Summerall was the voice of the NFL for two generations, first for CBS and then for Fox in the final years of his career.  Before that, he plaeyd 10 seasons in the NFL primarily as a placekicker for the Lions, Cardinals, and Giants.  His work in the broadcast booth spanned from Super Bowl II in 1968 as an analyst alongside Ray Scott to Super Bowl XXXVI in 2002 where he was the play by play man with John Madden.  In between, he called a record 16 Super Bowls and countless other NFL games as football became America's number one sport.

I grew up as a sports fan listening to Pat Summerall.  Whether it was football, golf, or tennis, Pat Summerall provided the soundtrack to the biggest sporting events.  And it wasn't just his iconic pairing with John Madden, which will go down as the most popular, successful broadcast duo of its generation.  It was his work with Ken Venturi as lead CBS golf announcer that I'll remember right alongside his football work.  No matter the venue, the broadcast partner, or the sport, Summerall's voice was always the same.  Calm.  Commanding.  Reliable.  That voice is one that will never be duplicated.  When you heard Pat Summerall's voice, you knew what you were watching mattered.

His understated delivery made sure the game was always at center stage where it belonged.  He never talked more than his broadcast partners.  John Madden would never have been John Madden without a partner like Pat Summerall.  Perhaps that's one of the greatest testaments to one of the greatest careers in not just sports broadcasting, but all of broadcasting.  

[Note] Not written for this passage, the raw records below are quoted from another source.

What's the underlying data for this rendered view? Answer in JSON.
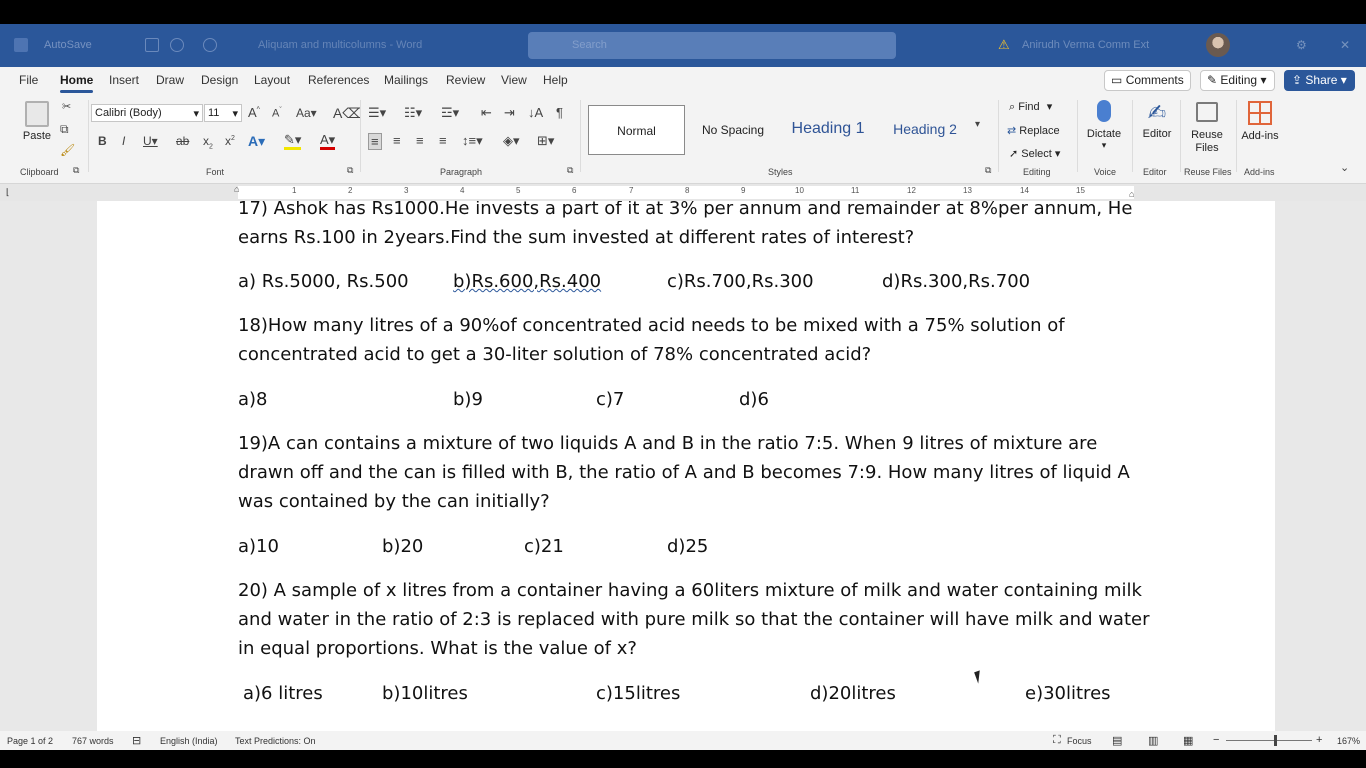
{
  "window": {
    "title_blurred": "Aliquam and multicolumns - Word",
    "autosave": "AutoSave",
    "search_placeholder": "Search",
    "user_name": "Anirudh Verma Comm Ext",
    "share_label": "Share",
    "comments_label": "Comments",
    "editing_label": "Editing"
  },
  "ribbon": {
    "tabs": [
      "File",
      "Home",
      "Insert",
      "Draw",
      "Design",
      "Layout",
      "References",
      "Mailings",
      "Review",
      "View",
      "Help"
    ],
    "active_tab": "Home",
    "clipboard": {
      "paste_label": "Paste",
      "group_label": "Clipboard"
    },
    "font": {
      "family": "Calibri (Body)",
      "size": "11",
      "group_label": "Font"
    },
    "paragraph": {
      "group_label": "Paragraph"
    },
    "styles": {
      "items": [
        "Normal",
        "No Spacing",
        "Heading 1",
        "Heading 2"
      ],
      "group_label": "Styles"
    },
    "editing": {
      "find": "Find",
      "replace": "Replace",
      "select": "Select",
      "group_label": "Editing"
    },
    "voice": {
      "dictate": "Dictate",
      "group_label": "Voice"
    },
    "editor": {
      "label": "Editor",
      "group_label": "Editor"
    },
    "reuse": {
      "label1": "Reuse",
      "label2": "Files",
      "group_label": "Reuse Files"
    },
    "addins": {
      "label": "Add-ins",
      "group_label": "Add-ins"
    },
    "accent_color": "#2b579a"
  },
  "ruler": {
    "numbers": [
      "1",
      "2",
      "3",
      "4",
      "5",
      "6",
      "7",
      "8",
      "9",
      "10",
      "11",
      "12",
      "13",
      "14",
      "15"
    ]
  },
  "document": {
    "q17": {
      "line1": "17) Ashok has Rs1000.He invests a part of it at 3% per annum and remainder at 8%per annum, He",
      "line2": "earns Rs.100 in 2years.Find the sum invested at different rates of interest?",
      "options": [
        "a) Rs.5000, Rs.500",
        "b)Rs.600,Rs.400",
        "c)Rs.700,Rs.300",
        "d)Rs.300,Rs.700"
      ]
    },
    "q18": {
      "line1": "18)How many litres of a 90%of concentrated acid needs to be mixed with a 75% solution of",
      "line2": "concentrated acid to get a 30-liter solution of 78% concentrated acid?",
      "options": [
        "a)8",
        "b)9",
        "c)7",
        "d)6"
      ]
    },
    "q19": {
      "line1": "19)A can contains a mixture of two liquids A and B in the ratio 7:5. When 9 litres of mixture are",
      "line2": "drawn off and the can is filled with B, the ratio of A and B becomes 7:9. How many litres of liquid A",
      "line3": "was contained by the can initially?",
      "options": [
        "a)10",
        "b)20",
        "c)21",
        "d)25"
      ]
    },
    "q20": {
      "line1": "20) A sample of x litres from a container having a 60liters mixture of milk and water containing milk",
      "line2": "and water in the ratio of 2:3 is replaced with pure milk so that the container will have milk and water",
      "line3": "in equal proportions. What is the value of x?",
      "options": [
        "a)6 litres",
        "b)10litres",
        "c)15litres",
        "d)20litres",
        "e)30litres"
      ]
    }
  },
  "statusbar": {
    "page": "Page 1 of 2",
    "words": "767 words",
    "language": "English (India)",
    "predictions": "Text Predictions: On",
    "focus": "Focus",
    "zoom": "167%"
  }
}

Summerall's legacy has been far underrated by the social media generation.  To be fair, maybe we've lost our way a bit in what makes the best sports announcers.  Pat Summerall was never someone who would compel fans to make Youtube tribute videos.  I even tried to find a favorite Summerall call from Youtube to try to insert in this article, but perhaps it's fitting there really isn't one.  Summerall didn't need to jump out of his chair or come up with clever nicknames to do his job.  In a sports world that lives, breathes, eats, and sleeps on viral videos, highlights, and catchphrases, Summerall was none of that flash.  Only substance.  Only the best.  

About Matt Yoder

Award winning sportswriter at The Comeback and Awful Announcing. The biggest cat in the whole wide world.